Are we on the verge of proper implementation of a sustainable drainage system regime in England?
The Government outline their plan for better management of rainwater, which could see sustainable drainage systems (SuDS) implemented in England.
The Department for Environment, Food and Rural Affairs published its Storm Overflows Discharge Reduction Plan on 26 August 2022, as required by section 141A Water Industry Act 1991 (inserted by section 80 Environment Act 2021).
The Plan describes itself as "the largest infrastructure project to restore the environment in water company history". It sets out targets for water companies and actions for the Government.
Within the latter section, under the heading "Better management of our rainwater", the Plan states that the Government will: Publish the review and decision regarding implementation of Schedule 3 to the Flood and Water Management Act 2010 in Autumn 2022, (this action applies to England; the SuDS provisions were implemented in Wales in January 2019).
If implemented, this schedule would:
- introduce standards for new sustainable drainage systems;
- introduce an ‘approving body’; and
- remove the automatic right to connect to the public sewer system, to prevent new developments adding more surface water to the combined sewer network when it rains.
The Plan expands on this: "The Government will review the case for implementing Schedule 3 of the Flood and Water Management Act 2010, in the Autumn. This would introduce standards for and adoption of most new drainage systems and would make it compulsory that systems are approved before any construction work commences. We encourage property owners to make sustainable changes to their own existing properties as good practice regardless of any decision to implement Schedule 3."

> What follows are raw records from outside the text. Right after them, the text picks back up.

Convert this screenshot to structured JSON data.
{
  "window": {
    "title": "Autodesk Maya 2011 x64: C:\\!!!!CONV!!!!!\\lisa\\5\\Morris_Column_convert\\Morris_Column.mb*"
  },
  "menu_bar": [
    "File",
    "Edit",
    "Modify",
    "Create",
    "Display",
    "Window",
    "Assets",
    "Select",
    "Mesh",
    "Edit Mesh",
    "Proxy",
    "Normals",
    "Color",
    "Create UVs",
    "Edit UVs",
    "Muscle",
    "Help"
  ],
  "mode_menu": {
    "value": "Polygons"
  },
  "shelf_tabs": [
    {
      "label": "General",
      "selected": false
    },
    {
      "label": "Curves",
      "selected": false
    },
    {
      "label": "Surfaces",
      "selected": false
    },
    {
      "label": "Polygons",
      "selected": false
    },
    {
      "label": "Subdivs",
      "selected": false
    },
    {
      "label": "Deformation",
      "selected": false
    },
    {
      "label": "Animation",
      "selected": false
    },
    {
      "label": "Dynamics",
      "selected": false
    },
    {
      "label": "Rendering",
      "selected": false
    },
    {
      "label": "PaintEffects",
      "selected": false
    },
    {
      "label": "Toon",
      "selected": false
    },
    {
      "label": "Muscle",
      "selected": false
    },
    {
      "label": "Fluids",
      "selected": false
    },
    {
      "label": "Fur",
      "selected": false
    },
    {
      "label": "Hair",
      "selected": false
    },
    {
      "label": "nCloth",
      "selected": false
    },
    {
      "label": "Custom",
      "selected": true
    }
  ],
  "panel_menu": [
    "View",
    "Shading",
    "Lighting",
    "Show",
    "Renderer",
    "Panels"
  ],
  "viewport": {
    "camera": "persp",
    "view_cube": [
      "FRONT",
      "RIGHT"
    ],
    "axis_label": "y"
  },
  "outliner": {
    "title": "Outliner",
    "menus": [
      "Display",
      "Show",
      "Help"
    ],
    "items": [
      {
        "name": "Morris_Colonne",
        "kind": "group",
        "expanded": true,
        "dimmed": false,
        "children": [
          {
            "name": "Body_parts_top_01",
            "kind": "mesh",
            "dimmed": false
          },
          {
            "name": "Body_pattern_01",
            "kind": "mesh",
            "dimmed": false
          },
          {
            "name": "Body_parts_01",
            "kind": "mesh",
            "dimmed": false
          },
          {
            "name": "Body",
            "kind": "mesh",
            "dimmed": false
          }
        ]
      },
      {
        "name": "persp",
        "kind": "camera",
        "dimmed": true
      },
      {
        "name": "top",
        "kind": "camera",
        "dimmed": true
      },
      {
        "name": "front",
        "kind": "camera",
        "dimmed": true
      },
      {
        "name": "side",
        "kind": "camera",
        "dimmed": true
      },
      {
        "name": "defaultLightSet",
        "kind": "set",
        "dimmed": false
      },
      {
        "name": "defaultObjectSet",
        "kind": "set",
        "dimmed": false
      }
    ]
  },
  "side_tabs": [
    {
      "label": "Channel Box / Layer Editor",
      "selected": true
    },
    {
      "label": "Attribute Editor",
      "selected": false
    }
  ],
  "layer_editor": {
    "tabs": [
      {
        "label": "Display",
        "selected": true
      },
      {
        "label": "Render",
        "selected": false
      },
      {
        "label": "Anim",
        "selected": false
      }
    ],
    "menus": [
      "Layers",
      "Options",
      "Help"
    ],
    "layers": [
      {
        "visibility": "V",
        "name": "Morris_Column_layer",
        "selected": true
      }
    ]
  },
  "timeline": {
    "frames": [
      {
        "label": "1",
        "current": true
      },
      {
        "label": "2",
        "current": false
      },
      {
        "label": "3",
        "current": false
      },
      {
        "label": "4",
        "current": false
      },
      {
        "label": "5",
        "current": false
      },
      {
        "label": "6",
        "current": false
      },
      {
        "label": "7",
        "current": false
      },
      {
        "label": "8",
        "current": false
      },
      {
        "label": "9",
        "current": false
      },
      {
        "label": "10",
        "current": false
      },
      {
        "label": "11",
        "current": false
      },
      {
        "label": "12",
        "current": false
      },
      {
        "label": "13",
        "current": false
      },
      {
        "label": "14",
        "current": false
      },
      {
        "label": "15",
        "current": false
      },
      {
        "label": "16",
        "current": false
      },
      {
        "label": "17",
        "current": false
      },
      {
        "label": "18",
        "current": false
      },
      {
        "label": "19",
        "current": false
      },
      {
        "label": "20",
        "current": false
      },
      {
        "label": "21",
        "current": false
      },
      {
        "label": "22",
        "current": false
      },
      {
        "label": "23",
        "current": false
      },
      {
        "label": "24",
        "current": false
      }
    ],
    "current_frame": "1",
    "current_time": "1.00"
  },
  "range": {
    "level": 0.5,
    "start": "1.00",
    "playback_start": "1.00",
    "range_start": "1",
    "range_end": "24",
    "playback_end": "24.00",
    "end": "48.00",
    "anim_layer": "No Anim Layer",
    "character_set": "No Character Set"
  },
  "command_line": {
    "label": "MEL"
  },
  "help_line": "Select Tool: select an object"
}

The Plan also provides wide-ranging cost estimates for the use of SuDS, depending on the extent of uptake, with Capex ranging from £126.6 billion to £215.8 billion and Opex from £107 million to £455 million.
The Plan concludes that "Implementing this legislation will require collaboration across government departments, regulators and industries."
It is good news that implementation in England of the sustainable drainage systems (SuDS) legislation, enacted as long ago as 2010, might perhaps be moving closer. Although, as the Plan recognises, there are a number of challenges in widespread use of SuDS techniques, including the requirement for large permeable surfaces, which are unavailable in many dense urban environments.
SuDS can only ever be a part of the solution to surface water discharges and flooding, in combination with other measures, but the time feels right to reconsider the formalisation of the SuDS regime, with a view to its implementation.